• California Court of Appeal Interprets "Controlling Person" Liability Under State and Federal Securities Laws
  • May 30, 2011 | Authors: John P. Stigi; Laura Waluch
  • Law Firms: Sheppard, Mullin, Richter & Hampton LLP - Los Angeles Office ; Sheppard, Mullin, Richter & Hampton LLP - Los Angeles Office
  • In Hellum v. Breyer, No. A127660, 2011 WL 1631662 (Cal. App. 1st Dist. Apr. 29, 2011), the California Court of Appeal for the First District reversed the dismissal of state and federal securities law claims against three outside directors of a closely held California corporation. The Court held that under Section 25504 of the California Corporations Code (“Section 25504”), directors and officers of a corporation are presumptively liable for the corporation’s violations of state securities laws. The Court held that plaintiffs need not allege that directors or officers exercised actual control over the corporation or its purported wrongdoing in order to state a cause of action under Section 25504. This decision makes it easier for a controlling person claim against officers and directors of a California corporation to survive the pleadings stage.

    Defendant Prosper Marketplace, Inc. (“Prosper”) is an online money lending service. Plaintiffs brought a class action against Prosper, its officers and its outside directors after suffering losses from purchasing nonexempt, unqualified, and unregistered loan notes through Prosper, alleging violations of state and federal securities laws.

    Three of the seven causes of action were asserted against Prosper’s outside directors. Plaintiffs alleged that the outside directors violated two different provisions of Section 25504, and Section 15 of the Securities Act of 1933 (“Securities Act”), 15 U.S.C. § 77o. Section 25504 provides, in pertinent part, that the following persons are jointly and severally liable for selling unqualified securities with those who have engaged in an unlawful practice: “Every person who directly or indirectly controls a person liable under Section 25501 or 25503, every partner in a firm so liable, every principal executive officer or director of a corporation so liable . . . unless the other person who is so liable had no knowledge of or reasonable grounds to believe in the existence of the facts by reason of which the liability is alleged to exist.”

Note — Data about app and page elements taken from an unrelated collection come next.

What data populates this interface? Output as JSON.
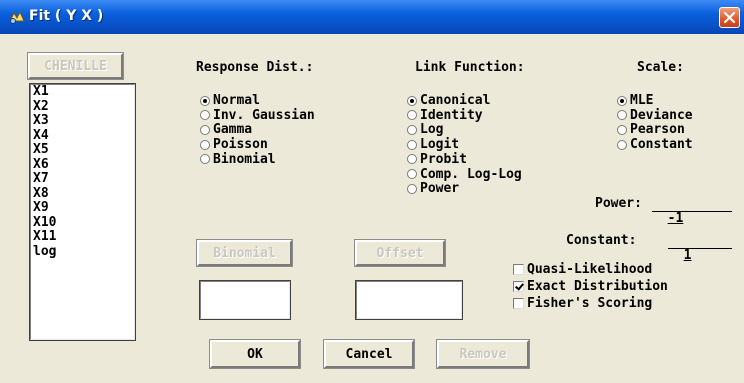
{
  "window": {
    "title": "Fit ( Y X )",
    "app_icon": "sas-app-icon",
    "close_icon": "close-icon",
    "accent": "#0a5fdc",
    "close_color": "#e0562a"
  },
  "chenille_button": "CHENILLE",
  "variables": [
    "X1",
    "X2",
    "X3",
    "X4",
    "X5",
    "X6",
    "X7",
    "X8",
    "X9",
    "X10",
    "X11",
    "log"
  ],
  "response_dist": {
    "heading": "Response Dist.:",
    "options": [
      "Normal",
      "Inv. Gaussian",
      "Gamma",
      "Poisson",
      "Binomial"
    ],
    "selected": "Normal"
  },
  "link_function": {
    "heading": "Link Function:",
    "options": [
      "Canonical",
      "Identity",
      "Log",
      "Logit",
      "Probit",
      "Comp. Log-Log",
      "Power"
    ],
    "selected": "Canonical"
  },
  "scale": {
    "heading": "Scale:",
    "options": [
      "MLE",
      "Deviance",
      "Pearson",
      "Constant"
    ],
    "selected": "MLE"
  },
  "power": {
    "label": "Power:",
    "value": "-1"
  },
  "constant": {
    "label": "Constant:",
    "value": "1"
  },
  "binomial_button": "Binomial",
  "offset_button": "Offset",
  "binomial_field": "",
  "offset_field": "",
  "options": [
    {
      "label": "Quasi-Likelihood",
      "checked": false
    },
    {
      "label": "Exact Distribution",
      "checked": true
    },
    {
      "label": "Fisher's Scoring",
      "checked": false
    }
  ],
  "buttons": {
    "ok": "OK",
    "cancel": "Cancel",
    "remove": "Remove"
  }
}
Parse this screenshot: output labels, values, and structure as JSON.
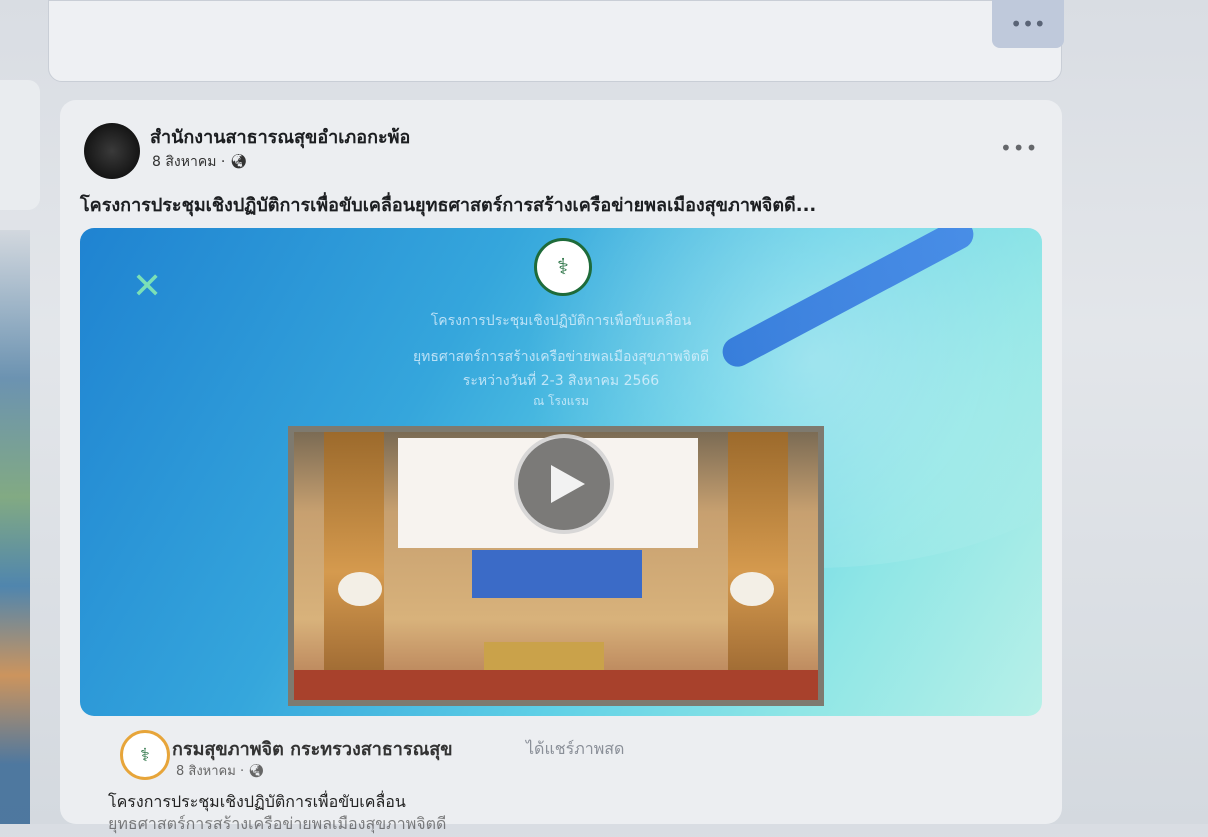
{
  "top_card": {
    "more_label": "•••"
  },
  "post": {
    "page_name": "สำนักงานสาธารณสุขอำเภอกะพ้อ",
    "date": "8 สิงหาคม ·",
    "more_label": "•••",
    "caption": "โครงการประชุมเชิงปฏิบัติการเพื่อขับเคลื่อนยุทธศาสตร์การสร้างเครือข่ายพลเมืองสุขภาพจิตดี...",
    "video": {
      "close_icon": "close-icon",
      "line1": "โครงการประชุมเชิงปฏิบัติการเพื่อขับเคลื่อน",
      "line2": "ยุทธศาสตร์การสร้างเครือข่ายพลเมืองสุขภาพจิตดี",
      "line3": "ระหว่างวันที่ 2-3 สิงหาคม 2566",
      "line4": "ณ โรงแรม",
      "play_icon": "play-icon"
    }
  },
  "shared": {
    "page_name": "กรมสุขภาพจิต กระทรวงสาธารณสุข",
    "action": "ได้แชร์ภาพสด",
    "date": "8 สิงหาคม ·",
    "text_line1": "โครงการประชุมเชิงปฏิบัติการเพื่อขับเคลื่อน",
    "text_line2": "ยุทธศาสตร์การสร้างเครือข่ายพลเมืองสุขภาพจิตดี"
  }
}
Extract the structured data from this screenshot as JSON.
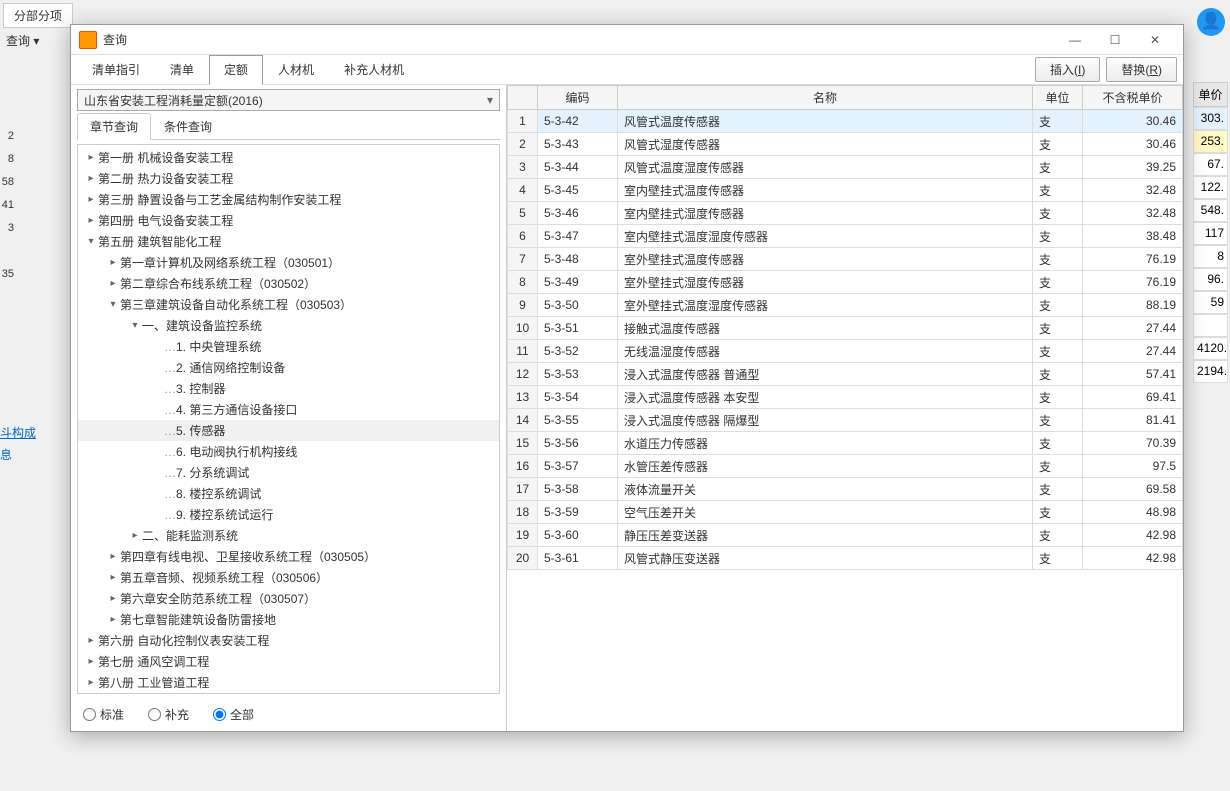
{
  "bg": {
    "tab": "分部分项",
    "dropdown": "查询",
    "price_header": "单价",
    "left_values": [
      "",
      "",
      "",
      "2",
      "8",
      "58",
      "41",
      "3",
      "",
      "35"
    ],
    "prices": [
      {
        "v": "303.",
        "cls": "hl1"
      },
      {
        "v": "253.",
        "cls": "hl2"
      },
      {
        "v": "67."
      },
      {
        "v": "122."
      },
      {
        "v": "548."
      },
      {
        "v": "117"
      },
      {
        "v": "8"
      },
      {
        "v": "96."
      },
      {
        "v": "59"
      },
      {
        "v": ""
      },
      {
        "v": "4120."
      },
      {
        "v": "2194."
      }
    ],
    "link1": "斗构成",
    "link2": "息"
  },
  "dialog": {
    "title": "查询",
    "tabs": [
      "清单指引",
      "清单",
      "定额",
      "人材机",
      "补充人材机"
    ],
    "active_tab": 2,
    "insert_btn": "插入",
    "insert_accel": "I",
    "replace_btn": "替换",
    "replace_accel": "R",
    "combo": "山东省安装工程消耗量定额(2016)",
    "subtabs": [
      "章节查询",
      "条件查询"
    ],
    "active_subtab": 0,
    "radios": [
      "标准",
      "补充",
      "全部"
    ],
    "radio_selected": 2
  },
  "tree": [
    {
      "d": 0,
      "t": "closed",
      "label": "第一册  机械设备安装工程"
    },
    {
      "d": 0,
      "t": "closed",
      "label": "第二册  热力设备安装工程"
    },
    {
      "d": 0,
      "t": "closed",
      "label": "第三册  静置设备与工艺金属结构制作安装工程"
    },
    {
      "d": 0,
      "t": "closed",
      "label": "第四册  电气设备安装工程"
    },
    {
      "d": 0,
      "t": "open",
      "label": "第五册  建筑智能化工程"
    },
    {
      "d": 1,
      "t": "closed",
      "label": "第一章计算机及网络系统工程（030501）"
    },
    {
      "d": 1,
      "t": "closed",
      "label": "第二章综合布线系统工程（030502）"
    },
    {
      "d": 1,
      "t": "open",
      "label": "第三章建筑设备自动化系统工程（030503）"
    },
    {
      "d": 2,
      "t": "open",
      "label": "一、建筑设备监控系统"
    },
    {
      "d": 3,
      "t": "none",
      "label": "1. 中央管理系统"
    },
    {
      "d": 3,
      "t": "none",
      "label": "2. 通信网络控制设备"
    },
    {
      "d": 3,
      "t": "none",
      "label": "3. 控制器"
    },
    {
      "d": 3,
      "t": "none",
      "label": "4. 第三方通信设备接口"
    },
    {
      "d": 3,
      "t": "none",
      "label": "5. 传感器",
      "sel": true
    },
    {
      "d": 3,
      "t": "none",
      "label": "6. 电动阀执行机构接线"
    },
    {
      "d": 3,
      "t": "none",
      "label": "7. 分系统调试"
    },
    {
      "d": 3,
      "t": "none",
      "label": "8. 楼控系统调试"
    },
    {
      "d": 3,
      "t": "none",
      "label": "9. 楼控系统试运行"
    },
    {
      "d": 2,
      "t": "closed",
      "label": "二、能耗监测系统"
    },
    {
      "d": 1,
      "t": "closed",
      "label": "第四章有线电视、卫星接收系统工程（030505）"
    },
    {
      "d": 1,
      "t": "closed",
      "label": "第五章音频、视频系统工程（030506）"
    },
    {
      "d": 1,
      "t": "closed",
      "label": "第六章安全防范系统工程（030507）"
    },
    {
      "d": 1,
      "t": "closed",
      "label": "第七章智能建筑设备防雷接地"
    },
    {
      "d": 0,
      "t": "closed",
      "label": "第六册  自动化控制仪表安装工程"
    },
    {
      "d": 0,
      "t": "closed",
      "label": "第七册  通风空调工程"
    },
    {
      "d": 0,
      "t": "closed",
      "label": "第八册  工业管道工程"
    }
  ],
  "grid": {
    "headers": {
      "code": "编码",
      "name": "名称",
      "unit": "单位",
      "price": "不含税单价"
    },
    "rows": [
      {
        "code": "5-3-42",
        "name": "风管式温度传感器",
        "unit": "支",
        "price": "30.46",
        "sel": true
      },
      {
        "code": "5-3-43",
        "name": "风管式湿度传感器",
        "unit": "支",
        "price": "30.46"
      },
      {
        "code": "5-3-44",
        "name": "风管式温度湿度传感器",
        "unit": "支",
        "price": "39.25"
      },
      {
        "code": "5-3-45",
        "name": "室内壁挂式温度传感器",
        "unit": "支",
        "price": "32.48"
      },
      {
        "code": "5-3-46",
        "name": "室内壁挂式湿度传感器",
        "unit": "支",
        "price": "32.48"
      },
      {
        "code": "5-3-47",
        "name": "室内壁挂式温度湿度传感器",
        "unit": "支",
        "price": "38.48"
      },
      {
        "code": "5-3-48",
        "name": "室外壁挂式温度传感器",
        "unit": "支",
        "price": "76.19"
      },
      {
        "code": "5-3-49",
        "name": "室外壁挂式湿度传感器",
        "unit": "支",
        "price": "76.19"
      },
      {
        "code": "5-3-50",
        "name": "室外壁挂式温度湿度传感器",
        "unit": "支",
        "price": "88.19"
      },
      {
        "code": "5-3-51",
        "name": "接触式温度传感器",
        "unit": "支",
        "price": "27.44"
      },
      {
        "code": "5-3-52",
        "name": "无线温湿度传感器",
        "unit": "支",
        "price": "27.44"
      },
      {
        "code": "5-3-53",
        "name": "浸入式温度传感器  普通型",
        "unit": "支",
        "price": "57.41"
      },
      {
        "code": "5-3-54",
        "name": "浸入式温度传感器  本安型",
        "unit": "支",
        "price": "69.41"
      },
      {
        "code": "5-3-55",
        "name": "浸入式温度传感器  隔爆型",
        "unit": "支",
        "price": "81.41"
      },
      {
        "code": "5-3-56",
        "name": "水道压力传感器",
        "unit": "支",
        "price": "70.39"
      },
      {
        "code": "5-3-57",
        "name": "水管压差传感器",
        "unit": "支",
        "price": "97.5"
      },
      {
        "code": "5-3-58",
        "name": "液体流量开关",
        "unit": "支",
        "price": "69.58"
      },
      {
        "code": "5-3-59",
        "name": "空气压差开关",
        "unit": "支",
        "price": "48.98"
      },
      {
        "code": "5-3-60",
        "name": "静压压差变送器",
        "unit": "支",
        "price": "42.98"
      },
      {
        "code": "5-3-61",
        "name": "风管式静压变送器",
        "unit": "支",
        "price": "42.98"
      }
    ]
  }
}
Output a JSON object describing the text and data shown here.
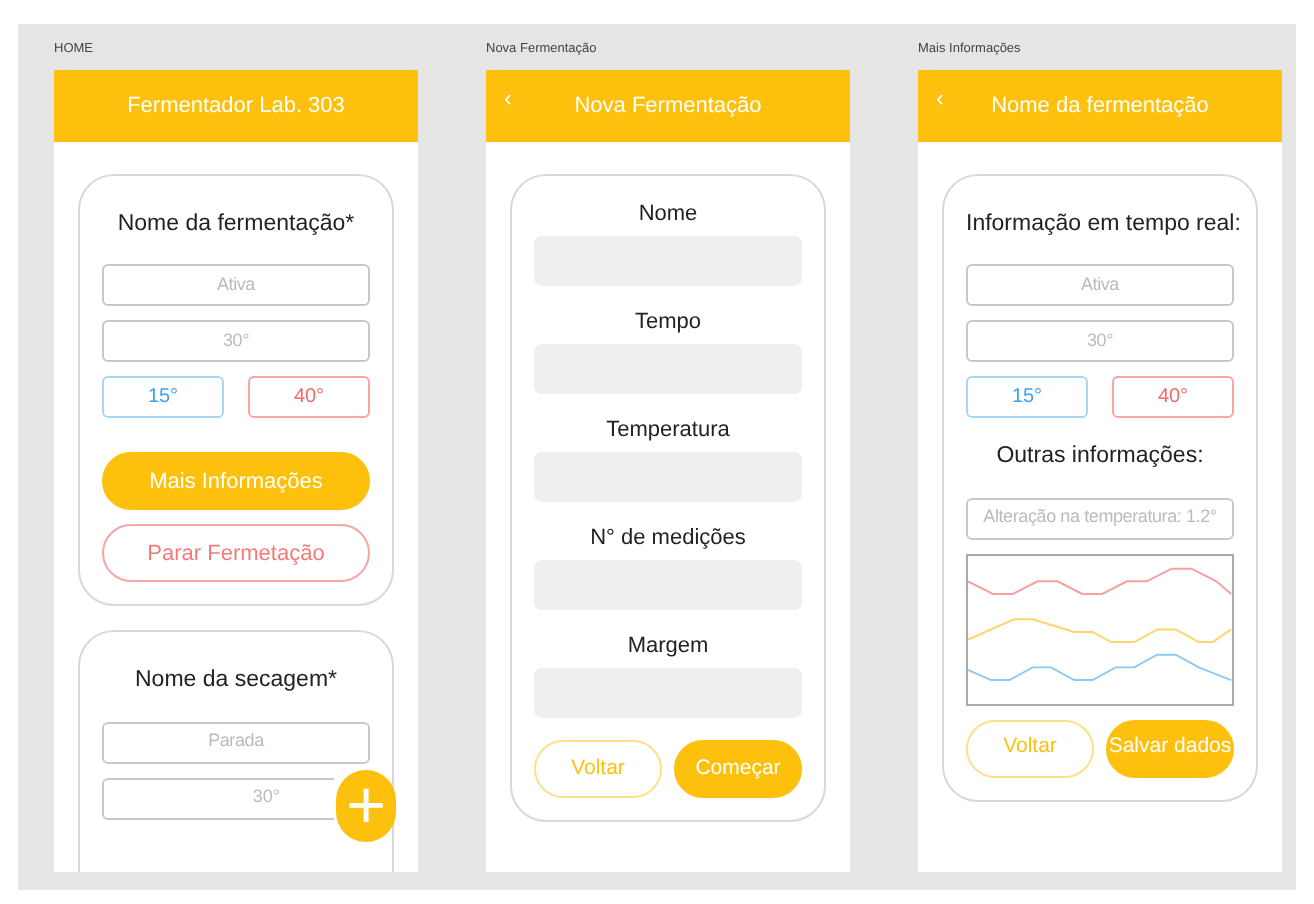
{
  "screens": [
    {
      "label": "HOME",
      "header": {
        "title": "Fermentador Lab. 303"
      },
      "fab": {
        "icon": "+"
      },
      "cards": [
        {
          "items": [
            {
              "kind": "heading",
              "text": "Nome da fermentação*"
            },
            {
              "kind": "readout",
              "text": "Ativa"
            },
            {
              "kind": "readout",
              "text": "30°"
            },
            {
              "kind": "limits",
              "low": "15°",
              "high": "40°"
            },
            {
              "kind": "filled_button",
              "label": "Mais Informações"
            },
            {
              "kind": "danger_button",
              "label": "Parar Fermetação"
            }
          ]
        },
        {
          "items": [
            {
              "kind": "heading",
              "text": "Nome da secagem*"
            },
            {
              "kind": "readout",
              "text": "Parada"
            },
            {
              "kind": "readout",
              "text": "30°"
            }
          ]
        }
      ]
    },
    {
      "label": "Nova Fermentação",
      "header": {
        "title": "Nova Fermentação",
        "back": "‹"
      },
      "cards": [
        {
          "items": [
            {
              "kind": "input",
              "label": "Nome"
            },
            {
              "kind": "input",
              "label": "Tempo"
            },
            {
              "kind": "input",
              "label": "Temperatura"
            },
            {
              "kind": "input",
              "label": "N° de medições"
            },
            {
              "kind": "input",
              "label": "Margem"
            },
            {
              "kind": "buttons",
              "buttons": [
                {
                  "kind": "outline",
                  "label": "Voltar"
                },
                {
                  "kind": "filled",
                  "label": "Começar"
                }
              ]
            }
          ]
        }
      ]
    },
    {
      "label": "Mais Informações",
      "header": {
        "title": "Nome da fermentação",
        "back": "‹"
      },
      "cards": [
        {
          "items": [
            {
              "kind": "heading",
              "text": "Informação em tempo real:"
            },
            {
              "kind": "readout",
              "text": "Ativa"
            },
            {
              "kind": "readout",
              "text": "30°"
            },
            {
              "kind": "limits",
              "low": "15°",
              "high": "40°"
            },
            {
              "kind": "heading",
              "text": "Outras informações:"
            },
            {
              "kind": "readout",
              "text": "Alteração na temperatura: 1.2°"
            },
            {
              "kind": "sparkline"
            },
            {
              "kind": "buttons",
              "buttons": [
                {
                  "kind": "outline",
                  "label": "Voltar"
                },
                {
                  "kind": "filled",
                  "label": "Salvar dados"
                }
              ]
            }
          ]
        }
      ]
    }
  ]
}
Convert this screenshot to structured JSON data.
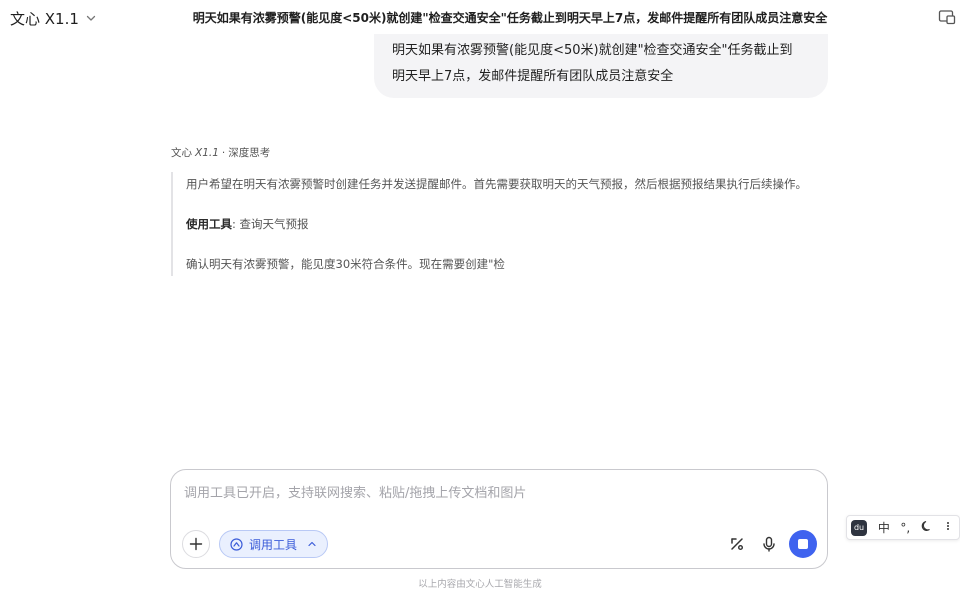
{
  "header": {
    "model_name": "文心 X1.1",
    "conversation_title": "明天如果有浓雾预警(能见度<50米)就创建\"检查交通安全\"任务截止到明天早上7点，发邮件提醒所有团队成员注意安全"
  },
  "user_message": {
    "line1": "明天如果有浓雾预警(能见度<50米)就创建\"检查交通安全\"任务截止到",
    "line2": "明天早上7点，发邮件提醒所有团队成员注意安全"
  },
  "assistant": {
    "name": "文心",
    "version": "X1.1",
    "separator": "·",
    "mode": "深度思考",
    "thinking": {
      "paragraph1": "用户希望在明天有浓雾预警时创建任务并发送提醒邮件。首先需要获取明天的天气预报，然后根据预报结果执行后续操作。",
      "tool_label": "使用工具",
      "tool_sep": ": ",
      "tool_name": "查询天气预报",
      "paragraph3": "确认明天有浓雾预警，能见度30米符合条件。现在需要创建\"检"
    }
  },
  "input": {
    "placeholder": "调用工具已开启，支持联网搜索、粘贴/拖拽上传文档和图片",
    "value": "",
    "tool_toggle_label": "调用工具"
  },
  "footer": {
    "note": "以上内容由文心人工智能生成"
  },
  "ime": {
    "lang": "中",
    "punct": "°,",
    "logo_text": "du"
  },
  "icons": {
    "model_dropdown": "chevron-down-icon",
    "window": "window-icon",
    "attach": "plus-icon",
    "tool": "tool-icon",
    "tool_expand": "chevron-up-icon",
    "disable_tools": "slash-percent-icon",
    "voice": "microphone-icon",
    "stop": "stop-icon",
    "moon": "moon-icon"
  },
  "colors": {
    "accent": "#3f63ef",
    "pill_bg": "#eaf0fe",
    "pill_text": "#3b5cd9",
    "bubble_bg": "#f4f4f6"
  }
}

    In the first cause of action against the outside directors, plaintiffs alleged that they were liable under 25504 because through “their executive positions, and/or Board membership . . . these individuals had the power to influence and control and did influence and control, directly or indirectly, the decision-making of the Company.” In the second cause of action against the outside directors, plaintiffs alleged liability under Section 25504 solely because they were directors of Prosper, therefore falling within the classification of “every principal executive officer or director of a corporation so liable.” In the third cause of action against the outside directors, plaintiffs alleged liability under Section 15 of the Securities Act, which provides joint and several liability on persons for acts committed by actors under their control that violate federal securities laws (including registration requirements). Plaintiffs alleged that the outside directors’ status necessarily provided them with “the power to influence and control” Prosper.

    The outside directors filed a demurrer arguing that plaintiffs failed to allege “a single fact” demonstrating that the outside directors were “control persons” under Section 25504 and Section 15 of the Securities Act, and therefore failed to establish liability on any of the three causes of action.  The California Superior Court for the City and County of San Francisco sustained the demurrer on these grounds, without leave to amend, and dismissed the outside directors from the action.

    The question before the Court of Appeal regarding the second cause of action against the outside directors was whether a finding of liability under Section 25504 required proof of actual control over the primary violator, or whether Section 25504 imposed presumptive liability. Noting that separate clauses of the statute described a different category of individuals who may be involved in corporate securities law violations, and delineated the liability imposed for each category, the Court held that the plain language of statute imposed presumptive liability on a corporation’s executive officers and directors.  The Court reasoned further that failing to attribute presumptive liability to corporate officers and directors based on their status would render a portion of Section 25504 superfluous, since officers and directors are implicitly included in the statute’s first clause but are also separately addressed in a different clause.

    The Court then turned to the first and third causes of action against the outside directors. The Court construed the outside directors’ role holistically in holding that plaintiffs had alleged facts supporting the conclusion that the outside directors had the power to directly or indirectly control or influence Prosper’s alleged violations of securities laws.  The outside directors’ ownership interests in Prosper, their responsibility under the company’s bylaws for managing the company, their implicit authority to sign corporate documents, their considerable voting power, and their affiliation with the capital venture firms that financed Prosper supported the conclusion that they had the power to directly or indirectly influence Prosper’s decision-making.

    This decision lessens the burden that a plaintiff must overcome to state a Section 25504 cause of action against directors and officers of a California corporation. The Court interpreted “control” as involving the direct or indirect power to influence the business decisions of a corporation, but did not require a showing at the pleading stage of any actual exercise of that power.